Thursday, October 04, 2012

The house

Mother bellows for the children to come to breakfast before the day begins. Father is already on his way out to tend to the fields below but he will expect the rest of the family to join him shortly. No one is spared from the hardship of gathering of the harvest. He knows that each will do their best, as he had done for his father before. Each year the crops had been smaller and withering sooner, but it seems this year has been extremely bad.
The drought had been going on for many years now, just enough rain to provide for the family and even that was dwindling.  Soon, he ponders, they may have to move on. But to where? This has been home for several generations of his family and thought of leaving wrenches at his heart. Still he can’t just stay and watch his family shrivel one by one as the shortage of food continues.

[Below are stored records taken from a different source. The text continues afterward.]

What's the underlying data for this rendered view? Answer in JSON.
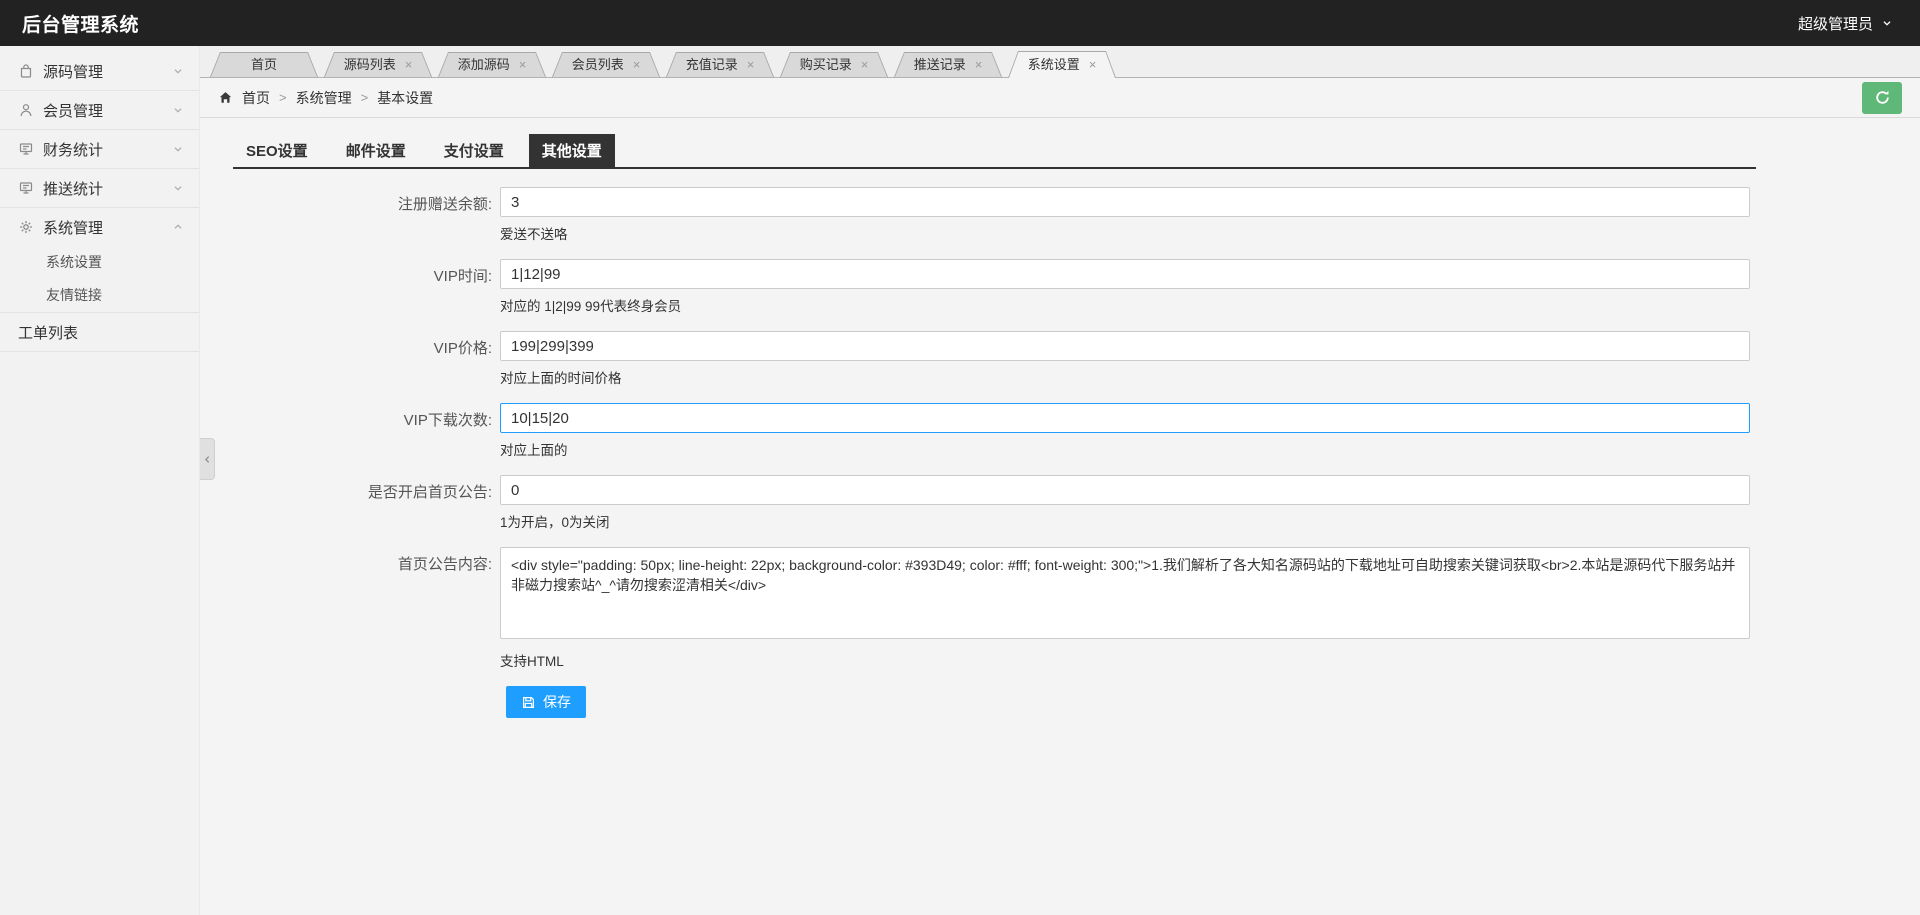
{
  "topbar": {
    "title": "后台管理系统",
    "user": "超级管理员"
  },
  "sidebar": {
    "items": [
      {
        "label": "源码管理",
        "icon": "bag-icon",
        "expandable": true,
        "expanded": false
      },
      {
        "label": "会员管理",
        "icon": "user-icon",
        "expandable": true,
        "expanded": false
      },
      {
        "label": "财务统计",
        "icon": "report-icon",
        "expandable": true,
        "expanded": false
      },
      {
        "label": "推送统计",
        "icon": "report-icon",
        "expandable": true,
        "expanded": false
      },
      {
        "label": "系统管理",
        "icon": "gear-icon",
        "expandable": true,
        "expanded": true,
        "children": [
          "系统设置",
          "友情链接"
        ]
      },
      {
        "label": "工单列表",
        "expandable": false
      }
    ]
  },
  "tabs": {
    "active": "系统设置",
    "items": [
      {
        "label": "首页",
        "closable": false
      },
      {
        "label": "源码列表",
        "closable": true
      },
      {
        "label": "添加源码",
        "closable": true
      },
      {
        "label": "会员列表",
        "closable": true
      },
      {
        "label": "充值记录",
        "closable": true
      },
      {
        "label": "购买记录",
        "closable": true
      },
      {
        "label": "推送记录",
        "closable": true
      },
      {
        "label": "系统设置",
        "closable": true
      }
    ]
  },
  "breadcrumb": {
    "separator": ">",
    "items": [
      "首页",
      "系统管理",
      "基本设置"
    ]
  },
  "settings_tabs": {
    "active": "其他设置",
    "items": [
      "SEO设置",
      "邮件设置",
      "支付设置",
      "其他设置"
    ]
  },
  "form": {
    "fields": [
      {
        "label": "注册赠送余额:",
        "value": "3",
        "hint": "爱送不送咯",
        "type": "input",
        "focused": false
      },
      {
        "label": "VIP时间:",
        "value": "1|12|99",
        "hint": "对应的 1|2|99 99代表终身会员",
        "type": "input",
        "focused": false
      },
      {
        "label": "VIP价格:",
        "value": "199|299|399",
        "hint": "对应上面的时间价格",
        "type": "input",
        "focused": false
      },
      {
        "label": "VIP下载次数:",
        "value": "10|15|20",
        "hint": "对应上面的",
        "type": "input",
        "focused": true
      },
      {
        "label": "是否开启首页公告:",
        "value": "0",
        "hint": "1为开启，0为关闭",
        "type": "input",
        "focused": false
      },
      {
        "label": "首页公告内容:",
        "value": "<div style=\"padding: 50px; line-height: 22px; background-color: #393D49; color: #fff; font-weight: 300;\">1.我们解析了各大知名源码站的下载地址可自助搜索关键词获取<br>2.本站是源码代下服务站并非磁力搜索站^_^请勿搜索涩清相关</div>",
        "hint": "支持HTML",
        "type": "textarea",
        "focused": false
      }
    ],
    "save_label": "保存"
  },
  "colors": {
    "topbar_bg": "#222222",
    "accent_blue": "#1E9FFF",
    "success_green": "#5FB878",
    "subtab_active_bg": "#333333"
  }
}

Soon, he thinks, very soon. He had heard of work in a mill up north where he had cousins living. They would put the family up for a while. At least until he could get on his feet. Mother would not be happy, he knows. This has been her home for more years than she would like to let on. She will get over it. She is a strong woman, practical. And once there the children would have the chance to attend school regularly. She’d like that idea.

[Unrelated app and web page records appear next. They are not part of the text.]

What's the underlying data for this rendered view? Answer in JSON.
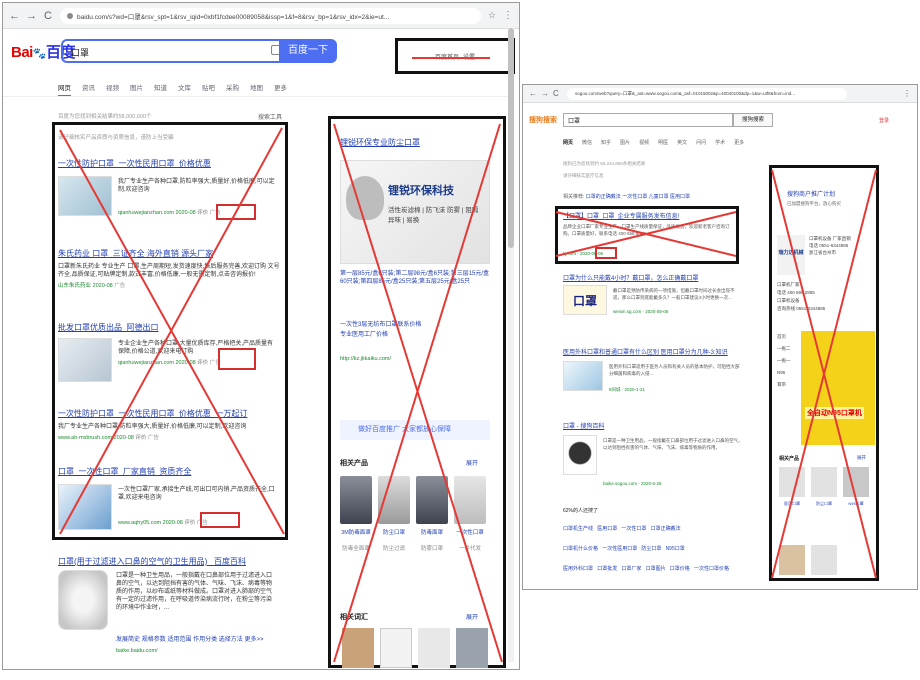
{
  "baidu": {
    "url": "baidu.com/s?wd=口罩&rsv_spt=1&rsv_iqid=0xbf1fcdee00089058&issp=1&f=8&rsv_bp=1&rsv_idx=2&ie=ut...",
    "logo": {
      "bai": "Bai",
      "paw": "du",
      "du": "百度"
    },
    "query": "口罩",
    "search_button": "百度一下",
    "top_link": "百度首页",
    "top_link_2": "设置",
    "tabs": [
      "网页",
      "资讯",
      "视频",
      "图片",
      "知道",
      "文库",
      "贴吧",
      "采购",
      "地图",
      "更多"
    ],
    "result_count": "百度为您找到相关结果约58,000,000个",
    "tools": "搜索工具",
    "notice": "请仔细核实产品资质与资质信息，谨防上当受骗",
    "results": [
      {
        "title": "一次性防护口罩_一次性民用口罩_价格优惠",
        "desc": "我厂专业生产各种口罩,防粒率强大,质量好,价格低廉,可以定制,欢迎咨询",
        "url": "qianhuwejianzhan.com",
        "date": "2020-08",
        "badge": "评价",
        "ad": "广告"
      },
      {
        "title": "朱氏药业 口罩_三证齐全 海外直销 源头厂家",
        "desc": "口罩新朱氏药业 专业生产 口罩,生产周期短,发货速度快,售后服务完善,欢迎订购 文号齐全,品质保证,可贴牌定制,款式丰富,价格低廉,一般无需定制,点击咨询报价!",
        "url": "山东朱氏药业",
        "date": "2020-08",
        "badge": "",
        "ad": "广告"
      },
      {
        "title": "批发口罩优质出品_阿德出口",
        "desc": "专业企业生产各种口罩 大量优质库存,严格把关,产品质量有保障,价格公道,欢迎来电订购",
        "url": "qianhuwejianzhan.com",
        "date": "2020-08",
        "badge": "评价",
        "ad": "广告"
      },
      {
        "title": "一次性防护口罩_一次性民用口罩_价格优惠_一万起订",
        "desc": "我厂专业生产各种口罩,防粒率强大,质量好,价格低廉,可以定制,欢迎咨询",
        "url": "www.ah-mxbrush.com",
        "date": "2020-08",
        "badge": "评价",
        "ad": "广告"
      },
      {
        "title": "口罩_一次性口罩_厂家直销_资质齐全",
        "desc": "一次性口罩厂家,承接生产线,可出口可内销,产品资质齐全,口罩,欢迎来电咨询",
        "url": "www.aqhy05.com",
        "date": "2020-08",
        "badge": "评价",
        "ad": "广告"
      }
    ],
    "wiki": {
      "title": "口罩(用于过滤进入口鼻的空气的卫生用品) _百度百科",
      "text": "口罩是一种卫生用品，一般指戴在口鼻部位用于过滤进入口鼻的空气，以达到阻挡有害的气体、气味、飞沫、病毒等物质的作用，以纱布或纸等材料做成。口罩对进入肺部的空气有一定的过滤作用，在呼吸道传染病流行时，在粉尘等污染的环境中作业时，...",
      "links": [
        "发展简史",
        "规格参数",
        "适用范围",
        "作用分类",
        "选择方法",
        "更多>>"
      ],
      "url": "baike.baidu.com/"
    },
    "ad": {
      "title": "锂锐环保专业防尘口罩",
      "brand": "锂锐环保科技",
      "slogan": "活性炭滤棉 | 防飞沫 防雾 | 阻隔异味 | 易换",
      "text": "第一层85元/盒6只装;第二层98元/盒6只装;第三层15元/盒60只装;第四层85元/盒25只装;第五层25元/盒25只",
      "links": [
        "一次性3层无纺布口罩联系价格",
        "专业医用工厂价格"
      ],
      "url": "http://kz.jkkaiku.com/",
      "join": "做好百度推广 大家都放心保障",
      "section_products": "相关产品",
      "products": [
        "3M防毒面罩",
        "防尘口罩",
        "防毒面罩",
        "一次性口罩"
      ],
      "sublabels": [
        "防毒全面罩",
        "防尘过滤",
        "防雾口罩",
        "一件代发"
      ],
      "more": "展开",
      "section_terms": "相关词汇",
      "more2": "展开"
    },
    "colors": {
      "accent": "#4e6ef2",
      "link": "#2440b3",
      "url": "#1b8a2f"
    }
  },
  "sogou": {
    "url": "sogou.com/web?query=口罩&_ast=www.sogou.com&_asf=01015002&p=40040100&dp=1&w=utf8&from=ind...",
    "logo": "搜狗搜索",
    "query": "口罩",
    "search_button": "搜狗搜索",
    "login": "登录",
    "tabs": [
      "网页",
      "微信",
      "知乎",
      "图片",
      "视频",
      "明医",
      "英文",
      "问问",
      "学术",
      "更多"
    ],
    "result_count": "搜狗已为您找到约 58,234,856条相关结果",
    "notice": "请仔细核实医疗信息",
    "related_label": "相关推荐:",
    "related": [
      "口罩的正确戴法",
      "一次性口罩",
      "儿童口罩",
      "医用口罩"
    ],
    "results": [
      {
        "title": "【口罩】口罩_口罩_企业专属服务发布信息!",
        "desc": "品牌企业口罩厂家专业生产，口罩生产线质量保证，品质优良，欢迎新老客户咨询订购。口罩质量好，联系电话 400 658 8888",
        "url": "kj.com",
        "date": "2020-08-06"
      },
      {
        "title": "口罩为什么只能戴4小时？戴口罩，怎么正确戴口罩",
        "desc": "戴口罩是预防传染病的一项措施，但戴口罩时间过长会出现不适，那么口罩到底能戴多久？一般口罩建议4小时更换一次...",
        "url": "weixin.sg.com",
        "date": "2020-08-06"
      },
      {
        "title": "医用外科口罩和普通口罩有什么区别 医用口罩分为几种-3:知识",
        "desc": "医用外科口罩适用于医务人员和有关人员的基本防护，可阻挡大部分细菌和病毒的入侵...",
        "url": "8同城",
        "date": "2020-1-21"
      },
      {
        "title": "口罩 - 搜狗百科",
        "desc": "口罩是一种卫生用品，一般指戴在口鼻部位用于过滤进入口鼻的空气，以达到阻挡有害的气体、气味、飞沫、病毒等物质的作用。",
        "url": "baike.sogou.com",
        "date": "2020-6-28"
      }
    ],
    "chips_label": "62%的人还搜了",
    "chips": [
      "口罩机生产线",
      "医用口罩",
      "一次性口罩",
      "口罩正确戴法",
      "口罩机什么价格",
      "一次性医用口罩",
      "防尘口罩",
      "N95口罩",
      "医用外科口罩",
      "口罩批发",
      "口罩厂家",
      "口罩图片",
      "口罩价格",
      "一次性口罩价格"
    ],
    "side": {
      "title": "搜狗商户推广计划",
      "desc": "已加盟搜狗平台，放心购买",
      "logo": "瑞力达机械",
      "info": [
        "口罩机设备 厂家直销",
        "电话 0551-6344885",
        "浙江省台州市"
      ],
      "rows": [
        "口罩机厂家",
        "电话 400 698 2855",
        "口罩机设备",
        "咨询热线 0551-6344885"
      ],
      "nav": [
        "首页",
        "一拖二",
        "一拖一",
        "N95",
        "耳带"
      ],
      "banner": "全自动N95口罩机",
      "section": "相关产品",
      "more": "展开",
      "products": [
        "医用口罩",
        "防尘口罩",
        "N95口罩"
      ]
    }
  }
}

That evening after supper, he broaches the subject with her. He smiles, as she reacts just as he assumed she would. Then reasoning took over and she began making plans about what to take and what to leave. They just couldn’t afford to take everything with them. As soon as those decisions were finalized, a date was reached. They would be leaving on the third Monday of next month. That would give him time enough to get a letter to his cousins and get a reply back.

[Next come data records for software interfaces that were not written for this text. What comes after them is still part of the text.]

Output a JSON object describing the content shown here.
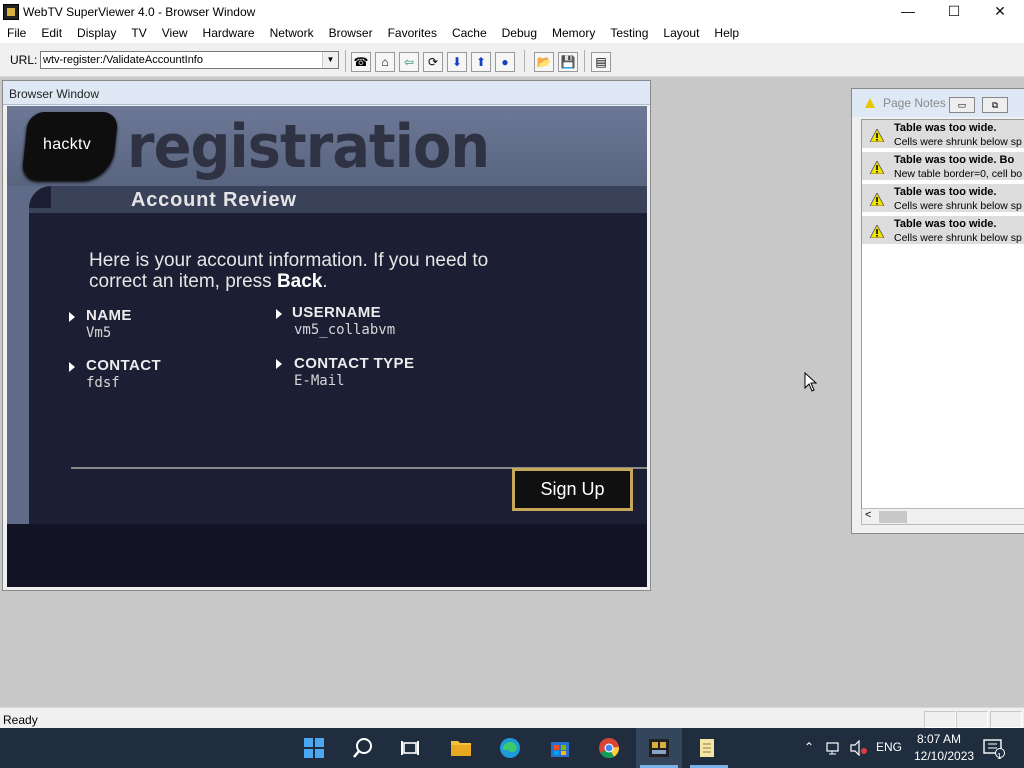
{
  "app": {
    "title": "WebTV SuperViewer 4.0 - Browser Window",
    "controls": {
      "minimize": "—",
      "maximize": "☐",
      "close": "✕"
    }
  },
  "menu": [
    "File",
    "Edit",
    "Display",
    "TV",
    "View",
    "Hardware",
    "Network",
    "Browser",
    "Favorites",
    "Cache",
    "Debug",
    "Memory",
    "Testing",
    "Layout",
    "Help"
  ],
  "toolbar": {
    "url_label": "URL:",
    "url_value": "wtv-register:/ValidateAccountInfo",
    "buttons": [
      "connect-icon",
      "home-icon",
      "back-icon",
      "reload-icon",
      "scroll-down-icon",
      "scroll-up-icon",
      "stop-icon",
      "open-icon",
      "save-icon",
      "page-notes-icon"
    ]
  },
  "browser_window": {
    "title": "Browser Window",
    "logo_text": "hacktv",
    "page_title": "registration",
    "section": "Account Review",
    "intro_before": "Here is your account information. If you need to correct an item, press ",
    "intro_bold": "Back",
    "intro_after": ".",
    "fields": [
      {
        "label": "NAME",
        "value": "Vm5"
      },
      {
        "label": "USERNAME",
        "value": "vm5_collabvm"
      },
      {
        "label": "CONTACT",
        "value": "fdsf"
      },
      {
        "label": "CONTACT TYPE",
        "value": "E-Mail"
      }
    ],
    "button": "Sign Up"
  },
  "page_notes": {
    "title": "Page Notes",
    "notes": [
      {
        "head": "Table was too wide.",
        "detail": "Cells were shrunk below sp"
      },
      {
        "head": "Table was too wide. Bo",
        "detail": "New table border=0, cell bo"
      },
      {
        "head": "Table was too wide.",
        "detail": "Cells were shrunk below sp"
      },
      {
        "head": "Table was too wide.",
        "detail": "Cells were shrunk below sp"
      }
    ]
  },
  "status": {
    "text": "Ready"
  },
  "taskbar": {
    "ime": "ENG",
    "time": "8:07 AM",
    "date": "12/10/2023",
    "notification_count": "1"
  }
}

Sunday before was spend packing and loading the wagon that they would haul behind the aging vehicle. It groaned and creaked as they started, but managed to pull the load. Father watched out of the rearview mirror as the house shrank in the distance. He wondered if he or any of his family would ever see the place again.
This once stately home now lies in disrepair, crumbling under the weight of time and weather. Father nor his children have traveled back to see the old place. And soon it will be lost along with the stories contained within

No comments: